Work order:
Should a line below contain the word "true", report it.

[Data items]
>>
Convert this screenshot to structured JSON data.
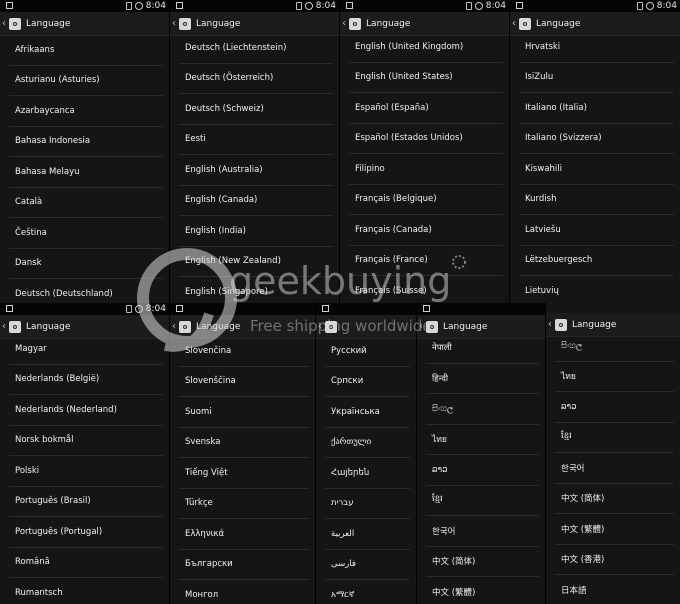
{
  "status": {
    "time": "8:04"
  },
  "actionbar": {
    "title": "Language"
  },
  "panels": [
    {
      "id": "p1",
      "items": [
        "Afrikaans",
        "Asturianu (Asturies)",
        "Azarbaycanca",
        "Bahasa Indonesia",
        "Bahasa Melayu",
        "Català",
        "Čeština",
        "Dansk",
        "Deutsch (Deutschland)"
      ]
    },
    {
      "id": "p2",
      "items": [
        "Deutsch (Liechtenstein)",
        "Deutsch (Österreich)",
        "Deutsch (Schweiz)",
        "Eesti",
        "English (Australia)",
        "English (Canada)",
        "English (India)",
        "English (New Zealand)",
        "English (Singapore)"
      ]
    },
    {
      "id": "p3",
      "items": [
        "English (United Kingdom)",
        "English (United States)",
        "Español (España)",
        "Español (Estados Unidos)",
        "Filipino",
        "Français (Belgique)",
        "Français (Canada)",
        "Français (France)",
        "Français (Suisse)"
      ]
    },
    {
      "id": "p4",
      "items": [
        "Hrvatski",
        "IsiZulu",
        "Italiano (Italia)",
        "Italiano (Svizzera)",
        "Kiswahili",
        "Kurdish",
        "Latviešu",
        "Lëtzebuergesch",
        "Lietuvių"
      ]
    },
    {
      "id": "p5",
      "items": [
        "Magyar",
        "Nederlands (België)",
        "Nederlands (Nederland)",
        "Norsk bokmål",
        "Polski",
        "Português (Brasil)",
        "Português (Portugal)",
        "Română",
        "Rumantsch"
      ]
    },
    {
      "id": "p6",
      "items": [
        "Slovenčina",
        "Slovenščina",
        "Suomi",
        "Svenska",
        "Tiếng Việt",
        "Türkçe",
        "Ελληνικά",
        "Български",
        "Монгол"
      ]
    },
    {
      "id": "p7",
      "items": [
        "Русский",
        "Српски",
        "Українська",
        "ქართული",
        "Հայերեն",
        "עברית",
        "العربية",
        "فارسی",
        "አማርኛ"
      ]
    },
    {
      "id": "p8",
      "items": [
        "नेपाली",
        "हिन्दी",
        "සිංහල",
        "ไทย",
        "ລາວ",
        "ខ្មែរ",
        "한국어",
        "中文 (简体)",
        "中文 (繁體)"
      ]
    },
    {
      "id": "p9",
      "items": [
        "සිංහල",
        "ไทย",
        "ລາວ",
        "ខ្មែរ",
        "한국어",
        "中文 (简体)",
        "中文 (繁體)",
        "中文 (香港)",
        "日本語"
      ]
    }
  ],
  "watermark": {
    "brand": "geekbuying",
    "tagline": "Free shipping worldwide"
  }
}
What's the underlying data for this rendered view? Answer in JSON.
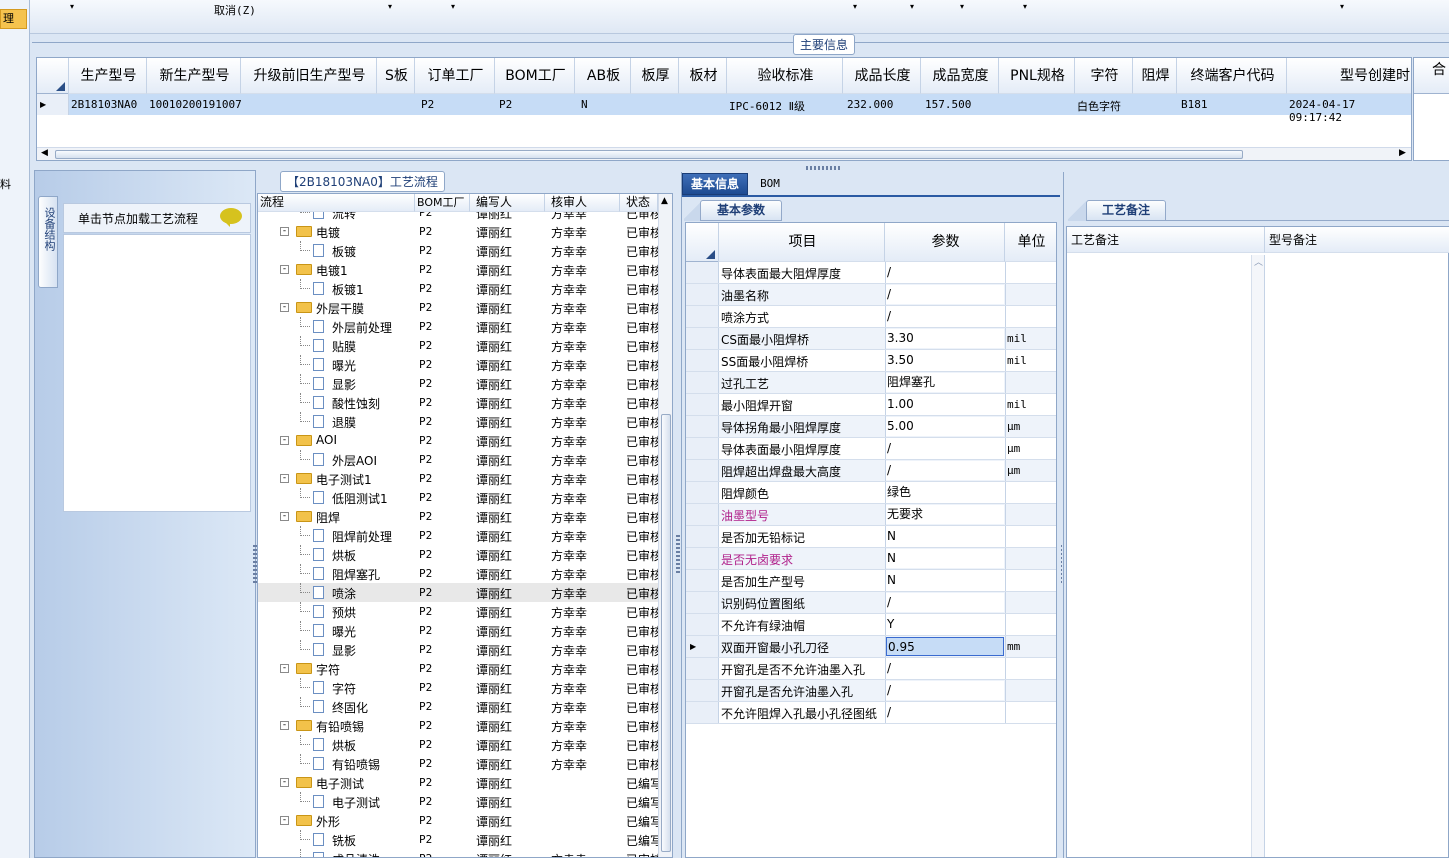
{
  "top_bar": {
    "cancel_label": "取消(Z)",
    "left_partial_label": "理"
  },
  "main_info": {
    "legend": "主要信息",
    "columns": [
      "生产型号",
      "新生产型号",
      "升级前旧生产型号",
      "S板",
      "订单工厂",
      "BOM工厂",
      "AB板",
      "板厚",
      "板材",
      "验收标准",
      "成品长度",
      "成品宽度",
      "PNL规格",
      "字符",
      "阻焊",
      "终端客户代码",
      "型号创建时",
      "合"
    ],
    "row": [
      "2B18103NA0",
      "10010200191007",
      "",
      "",
      "P2",
      "P2",
      "N",
      "",
      "",
      "IPC-6012 Ⅱ级",
      "232.000",
      "157.500",
      "",
      "白色字符",
      "",
      "B181",
      "2024-04-17 09:17:42",
      ""
    ]
  },
  "side_panel": {
    "vertical_tab": "设备结构",
    "load_hint": "单击节点加载工艺流程",
    "left_edge_char": "料"
  },
  "process_flow": {
    "legend": "【2B18103NA0】工艺流程",
    "columns": [
      "流程",
      "BOM工厂",
      "编写人",
      "核审人",
      "状态"
    ],
    "rows": [
      {
        "level": 1,
        "type": "file",
        "name": "流转",
        "factory": "P2",
        "writer": "谭丽红",
        "reviewer": "方幸幸",
        "status": "已审核"
      },
      {
        "level": 0,
        "type": "folder",
        "name": "电镀",
        "factory": "P2",
        "writer": "谭丽红",
        "reviewer": "方幸幸",
        "status": "已审核"
      },
      {
        "level": 1,
        "type": "file",
        "name": "板镀",
        "factory": "P2",
        "writer": "谭丽红",
        "reviewer": "方幸幸",
        "status": "已审核"
      },
      {
        "level": 0,
        "type": "folder",
        "name": "电镀1",
        "factory": "P2",
        "writer": "谭丽红",
        "reviewer": "方幸幸",
        "status": "已审核"
      },
      {
        "level": 1,
        "type": "file",
        "name": "板镀1",
        "factory": "P2",
        "writer": "谭丽红",
        "reviewer": "方幸幸",
        "status": "已审核"
      },
      {
        "level": 0,
        "type": "folder",
        "name": "外层干膜",
        "factory": "P2",
        "writer": "谭丽红",
        "reviewer": "方幸幸",
        "status": "已审核"
      },
      {
        "level": 1,
        "type": "file",
        "name": "外层前处理",
        "factory": "P2",
        "writer": "谭丽红",
        "reviewer": "方幸幸",
        "status": "已审核"
      },
      {
        "level": 1,
        "type": "file",
        "name": "贴膜",
        "factory": "P2",
        "writer": "谭丽红",
        "reviewer": "方幸幸",
        "status": "已审核"
      },
      {
        "level": 1,
        "type": "file",
        "name": "曝光",
        "factory": "P2",
        "writer": "谭丽红",
        "reviewer": "方幸幸",
        "status": "已审核"
      },
      {
        "level": 1,
        "type": "file",
        "name": "显影",
        "factory": "P2",
        "writer": "谭丽红",
        "reviewer": "方幸幸",
        "status": "已审核"
      },
      {
        "level": 1,
        "type": "file",
        "name": "酸性蚀刻",
        "factory": "P2",
        "writer": "谭丽红",
        "reviewer": "方幸幸",
        "status": "已审核"
      },
      {
        "level": 1,
        "type": "file",
        "name": "退膜",
        "factory": "P2",
        "writer": "谭丽红",
        "reviewer": "方幸幸",
        "status": "已审核"
      },
      {
        "level": 0,
        "type": "folder",
        "name": "AOI",
        "factory": "P2",
        "writer": "谭丽红",
        "reviewer": "方幸幸",
        "status": "已审核"
      },
      {
        "level": 1,
        "type": "file",
        "name": "外层AOI",
        "factory": "P2",
        "writer": "谭丽红",
        "reviewer": "方幸幸",
        "status": "已审核"
      },
      {
        "level": 0,
        "type": "folder",
        "name": "电子测试1",
        "factory": "P2",
        "writer": "谭丽红",
        "reviewer": "方幸幸",
        "status": "已审核"
      },
      {
        "level": 1,
        "type": "file",
        "name": "低阻测试1",
        "factory": "P2",
        "writer": "谭丽红",
        "reviewer": "方幸幸",
        "status": "已审核"
      },
      {
        "level": 0,
        "type": "folder",
        "name": "阻焊",
        "factory": "P2",
        "writer": "谭丽红",
        "reviewer": "方幸幸",
        "status": "已审核"
      },
      {
        "level": 1,
        "type": "file",
        "name": "阻焊前处理",
        "factory": "P2",
        "writer": "谭丽红",
        "reviewer": "方幸幸",
        "status": "已审核"
      },
      {
        "level": 1,
        "type": "file",
        "name": "烘板",
        "factory": "P2",
        "writer": "谭丽红",
        "reviewer": "方幸幸",
        "status": "已审核"
      },
      {
        "level": 1,
        "type": "file",
        "name": "阻焊塞孔",
        "factory": "P2",
        "writer": "谭丽红",
        "reviewer": "方幸幸",
        "status": "已审核"
      },
      {
        "level": 1,
        "type": "file",
        "name": "喷涂",
        "factory": "P2",
        "writer": "谭丽红",
        "reviewer": "方幸幸",
        "status": "已审核",
        "selected": true
      },
      {
        "level": 1,
        "type": "file",
        "name": "预烘",
        "factory": "P2",
        "writer": "谭丽红",
        "reviewer": "方幸幸",
        "status": "已审核"
      },
      {
        "level": 1,
        "type": "file",
        "name": "曝光",
        "factory": "P2",
        "writer": "谭丽红",
        "reviewer": "方幸幸",
        "status": "已审核"
      },
      {
        "level": 1,
        "type": "file",
        "name": "显影",
        "factory": "P2",
        "writer": "谭丽红",
        "reviewer": "方幸幸",
        "status": "已审核"
      },
      {
        "level": 0,
        "type": "folder",
        "name": "字符",
        "factory": "P2",
        "writer": "谭丽红",
        "reviewer": "方幸幸",
        "status": "已审核"
      },
      {
        "level": 1,
        "type": "file",
        "name": "字符",
        "factory": "P2",
        "writer": "谭丽红",
        "reviewer": "方幸幸",
        "status": "已审核"
      },
      {
        "level": 1,
        "type": "file",
        "name": "终固化",
        "factory": "P2",
        "writer": "谭丽红",
        "reviewer": "方幸幸",
        "status": "已审核"
      },
      {
        "level": 0,
        "type": "folder",
        "name": "有铅喷锡",
        "factory": "P2",
        "writer": "谭丽红",
        "reviewer": "方幸幸",
        "status": "已审核"
      },
      {
        "level": 1,
        "type": "file",
        "name": "烘板",
        "factory": "P2",
        "writer": "谭丽红",
        "reviewer": "方幸幸",
        "status": "已审核"
      },
      {
        "level": 1,
        "type": "file",
        "name": "有铅喷锡",
        "factory": "P2",
        "writer": "谭丽红",
        "reviewer": "方幸幸",
        "status": "已审核"
      },
      {
        "level": 0,
        "type": "folder",
        "name": "电子测试",
        "factory": "P2",
        "writer": "谭丽红",
        "reviewer": "",
        "status": "已编写"
      },
      {
        "level": 1,
        "type": "file",
        "name": "电子测试",
        "factory": "P2",
        "writer": "谭丽红",
        "reviewer": "",
        "status": "已编写"
      },
      {
        "level": 0,
        "type": "folder",
        "name": "外形",
        "factory": "P2",
        "writer": "谭丽红",
        "reviewer": "",
        "status": "已编写"
      },
      {
        "level": 1,
        "type": "file",
        "name": "铣板",
        "factory": "P2",
        "writer": "谭丽红",
        "reviewer": "",
        "status": "已编写"
      },
      {
        "level": 1,
        "type": "file",
        "name": "成品清洗",
        "factory": "P2",
        "writer": "谭丽红",
        "reviewer": "方幸幸",
        "status": "已审核"
      }
    ]
  },
  "detail": {
    "tabs": [
      "基本信息",
      "BOM"
    ],
    "sub_tab": "基本参数",
    "columns": [
      "项目",
      "参数",
      "单位"
    ],
    "rows": [
      {
        "item": "导体表面最大阻焊厚度",
        "value": "/",
        "unit": ""
      },
      {
        "item": "油墨名称",
        "value": "/",
        "unit": ""
      },
      {
        "item": "喷涂方式",
        "value": "/",
        "unit": ""
      },
      {
        "item": "CS面最小阻焊桥",
        "value": "3.30",
        "unit": "mil"
      },
      {
        "item": "SS面最小阻焊桥",
        "value": "3.50",
        "unit": "mil"
      },
      {
        "item": "过孔工艺",
        "value": "阻焊塞孔",
        "unit": ""
      },
      {
        "item": "最小阻焊开窗",
        "value": "1.00",
        "unit": "mil"
      },
      {
        "item": "导体拐角最小阻焊厚度",
        "value": "5.00",
        "unit": "μm"
      },
      {
        "item": "导体表面最小阻焊厚度",
        "value": "/",
        "unit": "μm"
      },
      {
        "item": "阻焊超出焊盘最大高度",
        "value": "/",
        "unit": "μm"
      },
      {
        "item": "阻焊颜色",
        "value": "绿色",
        "unit": ""
      },
      {
        "item": "油墨型号",
        "value": "无要求",
        "unit": "",
        "highlight": true
      },
      {
        "item": "是否加无铅标记",
        "value": "N",
        "unit": ""
      },
      {
        "item": "是否无卤要求",
        "value": "N",
        "unit": "",
        "highlight": true
      },
      {
        "item": "是否加生产型号",
        "value": "N",
        "unit": ""
      },
      {
        "item": "识别码位置图纸",
        "value": "/",
        "unit": ""
      },
      {
        "item": "不允许有绿油帽",
        "value": "Y",
        "unit": ""
      },
      {
        "item": "双面开窗最小孔刀径",
        "value": "0.95",
        "unit": "mm",
        "current": true
      },
      {
        "item": "开窗孔是否不允许油墨入孔",
        "value": "/",
        "unit": ""
      },
      {
        "item": "开窗孔是否允许油墨入孔",
        "value": "/",
        "unit": ""
      },
      {
        "item": "不允许阻焊入孔最小孔径图纸",
        "value": "/",
        "unit": ""
      }
    ]
  },
  "remarks": {
    "tab": "工艺备注",
    "columns": [
      "工艺备注",
      "型号备注"
    ]
  },
  "colors": {
    "highlight_text": "#b0208a",
    "selection_row": "#c6dcf6",
    "panel_bg": "#dbe6f4"
  }
}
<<
Exercise solution:
        "selected": true
        "highlight": true
        "highlight": true
        "current": true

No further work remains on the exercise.